She Sells Seashells by the Seashore
Biodiversity is a measure of the variety of life that occurs within an ecosystem. The number of different species that live in an ecosystem determine the biodiversity. For example, a forest that has 20 different type of trees has a greater diversity than one with only 2 types of trees.
Richness is defined as the number of unique species that are present, but does not include the number of individuals within those groups.
Abundance is the number of individuals present in each group relative to the total number of individuals. Richness and abundance are both measures of biodiversity.
The Simpson's Diversity Index is a measure of diversity which takes into account the number of species present, as well as the relative abundance of each species. As species richness and evenness increase, diversity increases. The equation shows how the diversity is calculated, with the value of D ranging between 0 and 1, with 1 representing a high diversity.
tn = the total number of organisms of a particular species
N = the total number of organisms of all species
The bag of seashells you have represents a sample from a beach near Bradenton, Florida. Calculate the biodiversity of your sample using the Simpson’s Diversity Index. (The rows do not necessarily indicate the number of species in your bags, you may need more rows, or fewer.)
Species/Taxa |
Number (n) |
n (n-1) |
Total |
N (total) = |
∑ n(n-1) = |
Show Calculations:

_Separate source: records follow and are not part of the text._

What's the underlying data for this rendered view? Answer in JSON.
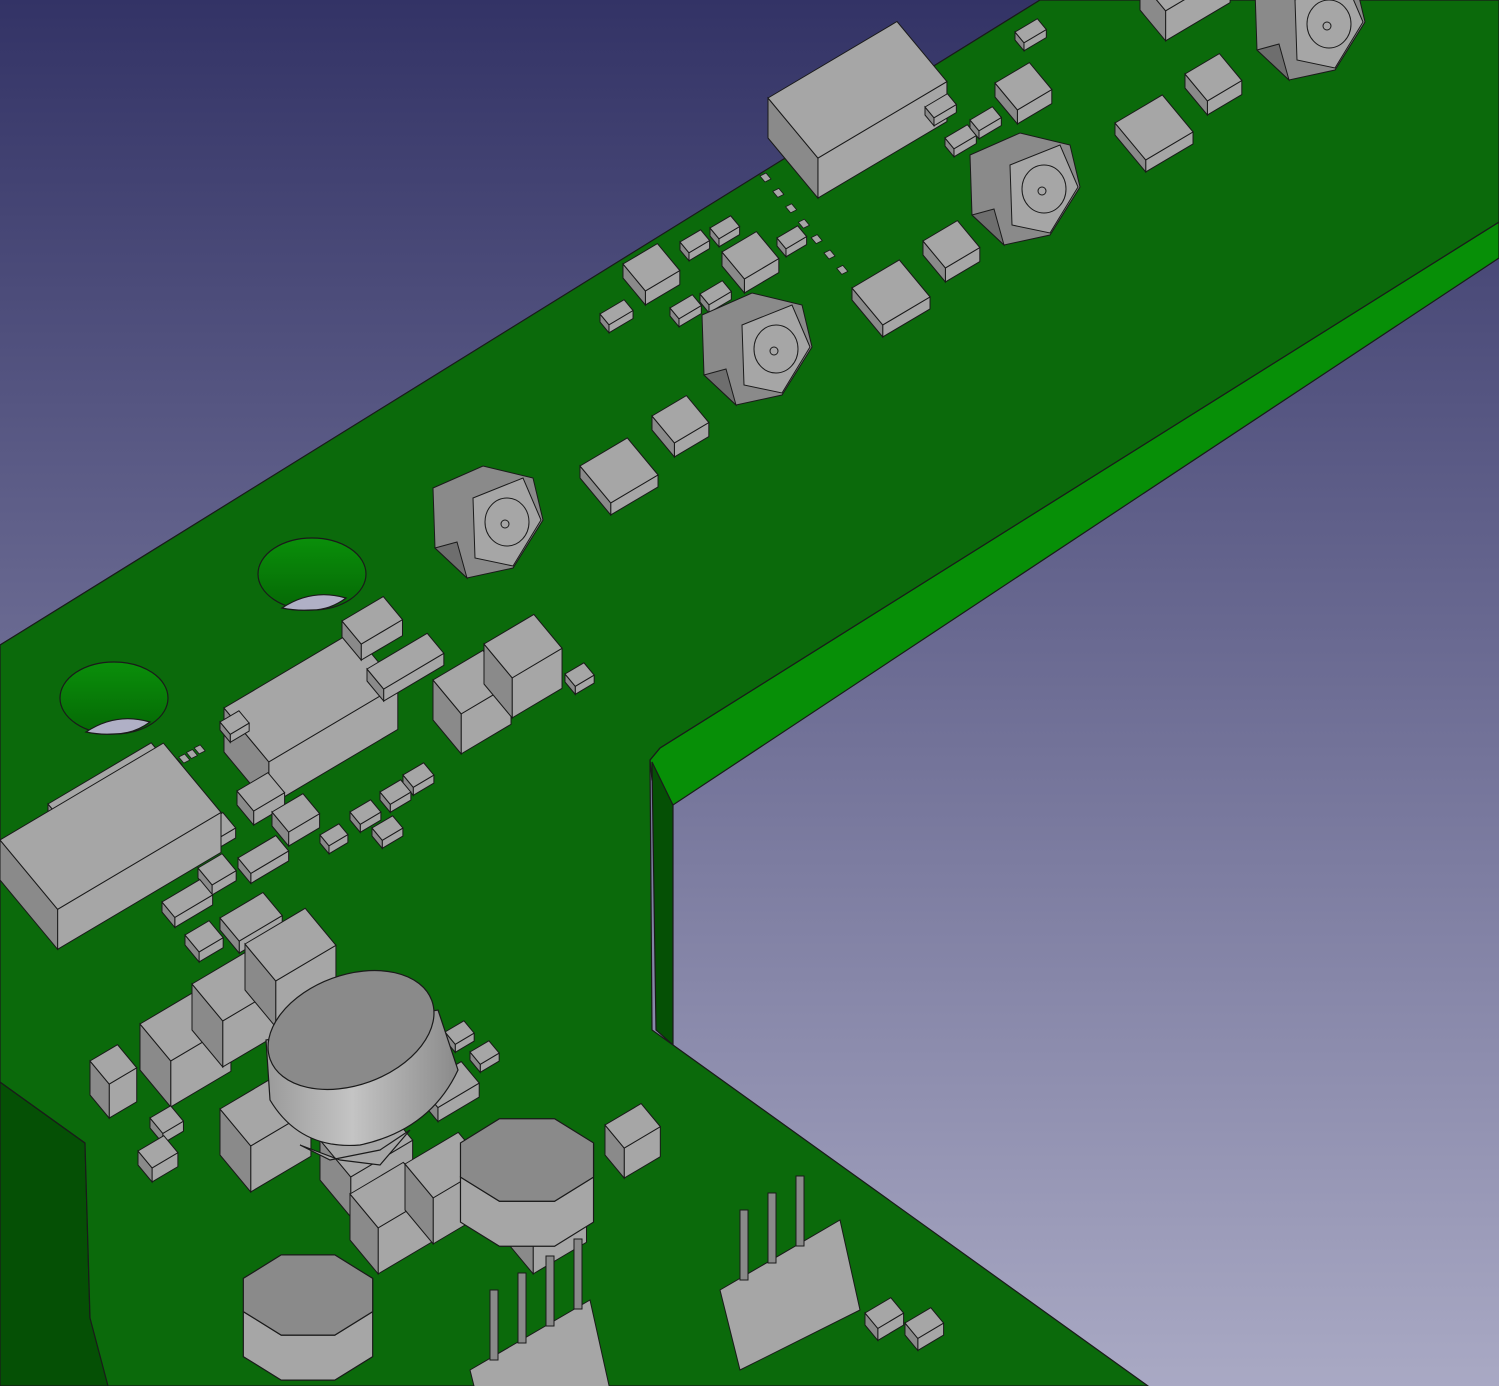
{
  "viewport": {
    "background_top": "#333366",
    "background_bottom": "#a9a9c4"
  },
  "board": {
    "top_color": "#0b6a0b",
    "edge_color": "#078f07",
    "dark_edge_color": "#055005",
    "component_color": "#a6a6a6",
    "component_side_color": "#8a8a8a",
    "component_dark_color": "#6e6e6e",
    "outline_color": "#1a1a1a"
  },
  "components": [
    "ic-soic-top",
    "connector-top-right",
    "connector-center",
    "connector-center-left",
    "connector-left",
    "mounting-hole-1",
    "mounting-hole-2",
    "electrolytic-capacitor",
    "power-inductor-1",
    "power-inductor-2",
    "pin-header-1",
    "pin-header-2",
    "smd-ic-left",
    "crystal-block",
    "usb-connector"
  ]
}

Analysis - What does the biodiversity index of your sample tell you about the beach where it was collected from?
Other Resources on Biodiversity
Measing the Biodiversity of Beans